Staff Emeritus
Gold Member
The computation of the average makes no sense. You have current/time in A/s, and yet somehow you call this quantity a current. It's not dimensionally consistent.

cepheid
Staff Emeritus
Gold Member
The average current would be equal to the total charge that flowed across the coil in the 3s time interval, divided by the time interval. In other words, it would be equal to the integral of the instantaneous current i(t) with respect to time (from t = 0 to t = 3 s) divided by the time interval.

Now, the question is, what is i(t)? Well, IF the EMF increases linearly, then since Ohm's law applies in this situation, then we can say that the current increases linearly, in which case the integral is fairly straightforward. Whether the EMF increases linearly or not depends upon whether the magnetic field increases linearly.
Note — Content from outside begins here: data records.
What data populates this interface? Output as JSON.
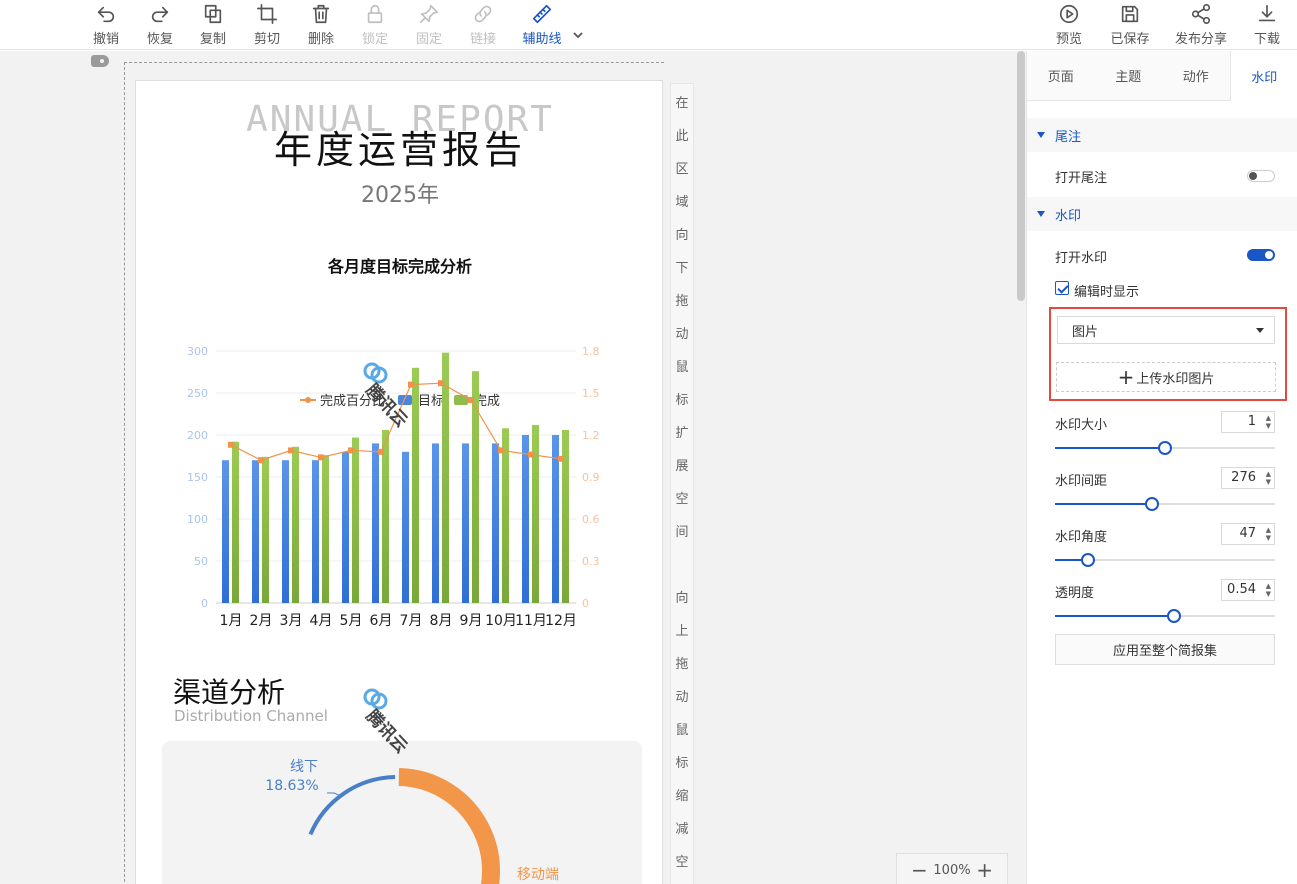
{
  "toolbar": {
    "left": [
      {
        "label": "撤销",
        "icon": "undo-icon",
        "state": "normal"
      },
      {
        "label": "恢复",
        "icon": "redo-icon",
        "state": "normal"
      },
      {
        "label": "复制",
        "icon": "copy-icon",
        "state": "normal"
      },
      {
        "label": "剪切",
        "icon": "crop-icon",
        "state": "normal"
      },
      {
        "label": "删除",
        "icon": "trash-icon",
        "state": "normal"
      },
      {
        "label": "锁定",
        "icon": "lock-icon",
        "state": "disabled"
      },
      {
        "label": "固定",
        "icon": "pin-icon",
        "state": "disabled"
      },
      {
        "label": "链接",
        "icon": "link-icon",
        "state": "disabled"
      },
      {
        "label": "辅助线",
        "icon": "ruler-icon",
        "state": "active"
      }
    ],
    "right": [
      {
        "label": "预览",
        "icon": "play-icon"
      },
      {
        "label": "已保存",
        "icon": "save-icon"
      },
      {
        "label": "发布分享",
        "icon": "share-icon"
      },
      {
        "label": "下载",
        "icon": "download-icon"
      }
    ]
  },
  "report": {
    "annual_text": "ANNUAL REPORT",
    "title": "年度运营报告",
    "year": "2025年",
    "chart_title": "各月度目标完成分析",
    "section_title": "渠道分析",
    "section_subtitle": "Distribution Channel",
    "watermark_text": "腾讯云"
  },
  "chart_data": [
    {
      "type": "bar",
      "title": "各月度目标完成分析",
      "categories": [
        "1月",
        "2月",
        "3月",
        "4月",
        "5月",
        "6月",
        "7月",
        "8月",
        "9月",
        "10月",
        "11月",
        "12月"
      ],
      "legend": [
        "完成百分比",
        "目标",
        "完成"
      ],
      "series": [
        {
          "name": "目标",
          "type": "bar",
          "axis": "left",
          "values": [
            170,
            170,
            170,
            170,
            180,
            190,
            180,
            190,
            190,
            190,
            200,
            200
          ]
        },
        {
          "name": "完成",
          "type": "bar",
          "axis": "left",
          "values": [
            192,
            174,
            186,
            176,
            197,
            206,
            280,
            298,
            276,
            208,
            212,
            206
          ]
        },
        {
          "name": "完成百分比",
          "type": "line",
          "axis": "right",
          "values": [
            1.13,
            1.02,
            1.09,
            1.04,
            1.09,
            1.08,
            1.56,
            1.57,
            1.45,
            1.09,
            1.06,
            1.03
          ]
        }
      ],
      "yleft_ticks": [
        "0",
        "50",
        "100",
        "150",
        "200",
        "250",
        "300"
      ],
      "yright_ticks": [
        "0",
        "0.3",
        "0.6",
        "0.9",
        "1.2",
        "1.5",
        "1.8"
      ],
      "ylim_left": [
        0,
        300
      ],
      "ylim_right": [
        0,
        1.8
      ],
      "colors": {
        "target": "#4a86e0",
        "done": "#8fbc4a",
        "pct": "#f2924a"
      }
    },
    {
      "type": "pie",
      "slices": [
        {
          "label": "线下",
          "value": 18.63,
          "value_text": "18.63%",
          "color": "#4a7fc8"
        },
        {
          "label": "移动端",
          "color": "#f2964a"
        }
      ]
    }
  ],
  "side_hint": {
    "down_chars": [
      "在",
      "此",
      "区",
      "域",
      "向",
      "下",
      "拖",
      "动",
      "鼠",
      "标",
      "扩",
      "展",
      "空",
      "间"
    ],
    "up_chars": [
      "向",
      "上",
      "拖",
      "动",
      "鼠",
      "标",
      "缩",
      "减",
      "空"
    ]
  },
  "zoom": {
    "value": "100%",
    "minus": "−",
    "plus": "+"
  },
  "panel": {
    "tabs": [
      "页面",
      "主题",
      "动作",
      "水印"
    ],
    "active_tab": "水印",
    "footnote_section": "尾注",
    "footnote_toggle_label": "打开尾注",
    "footnote_on": false,
    "watermark_section": "水印",
    "watermark_toggle_label": "打开水印",
    "watermark_on": true,
    "show_when_editing_label": "编辑时显示",
    "show_when_editing": true,
    "type_select": "图片",
    "upload_label": "上传水印图片",
    "controls": [
      {
        "label": "水印大小",
        "value": "1",
        "level": 0.5
      },
      {
        "label": "水印间距",
        "value": "276",
        "level": 0.44
      },
      {
        "label": "水印角度",
        "value": "47",
        "level": 0.15
      },
      {
        "label": "透明度",
        "value": "0.54",
        "level": 0.54
      }
    ],
    "apply_label": "应用至整个简报集"
  }
}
But actually, that's not true. I think your formula for the induced EMF is wrong (E=NAB). The EMF is not proportional to the magnetic field. It is proportional to the rate of change of the magnetic field (E = NAdB/dt, perhaps). Only a magnetic field that is changing with time produces an EMF.

If that is the case, then provided that the magnetic field increases linearly, the voltage (induced EMF) will be *constant* over the 3 seconds, and so will the current. That simplifies the problem.
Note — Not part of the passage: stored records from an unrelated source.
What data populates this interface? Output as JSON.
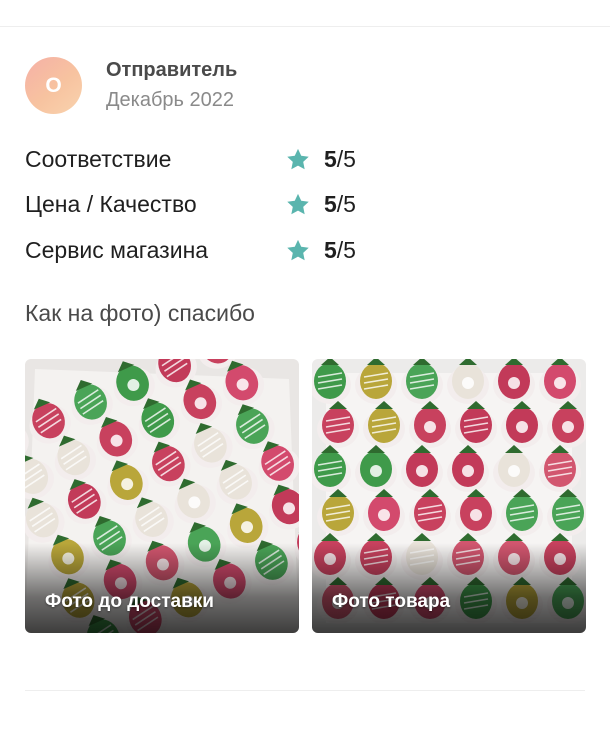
{
  "review": {
    "avatar_letter": "О",
    "sender": "Отправитель",
    "date": "Декабрь 2022",
    "ratings": [
      {
        "label": "Соответствие",
        "score": "5",
        "max": "/5"
      },
      {
        "label": "Цена / Качество",
        "score": "5",
        "max": "/5"
      },
      {
        "label": "Сервис магазина",
        "score": "5",
        "max": "/5"
      }
    ],
    "text": "Как на фото) спасибо",
    "photos": [
      {
        "caption": "Фото до доставки"
      },
      {
        "caption": "Фото товара"
      }
    ]
  },
  "colors": {
    "star": "#5ab5ae",
    "avatar_gradient_start": "#f6b0a6",
    "avatar_gradient_end": "#f9d3ae"
  },
  "icons": {
    "rating_star": "star-icon"
  }
}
Alright... that took a few minutes to make sense of.

Allow me to explain my recalculations:

$$\Phi$$ = BACos($$\Theta$$)
Emf = -N($$\Delta$$$$\Phi$$/$$\Delta$$t)

Thus:
$$\Delta$$$$\Phi$$ = (0.15T*(pi*(.15)^2)) - (0.2T*(pi*(.15)^2)) = -0.003534
EMF = -(5 Turns)*(-0.003534)/3s = .00589V

The average current would be:
i = V/R
i = (.00589V)/8$$\Omega$$ = 7.363x10^-4 A

I hope this is correct.

cepheid
Staff Emeritus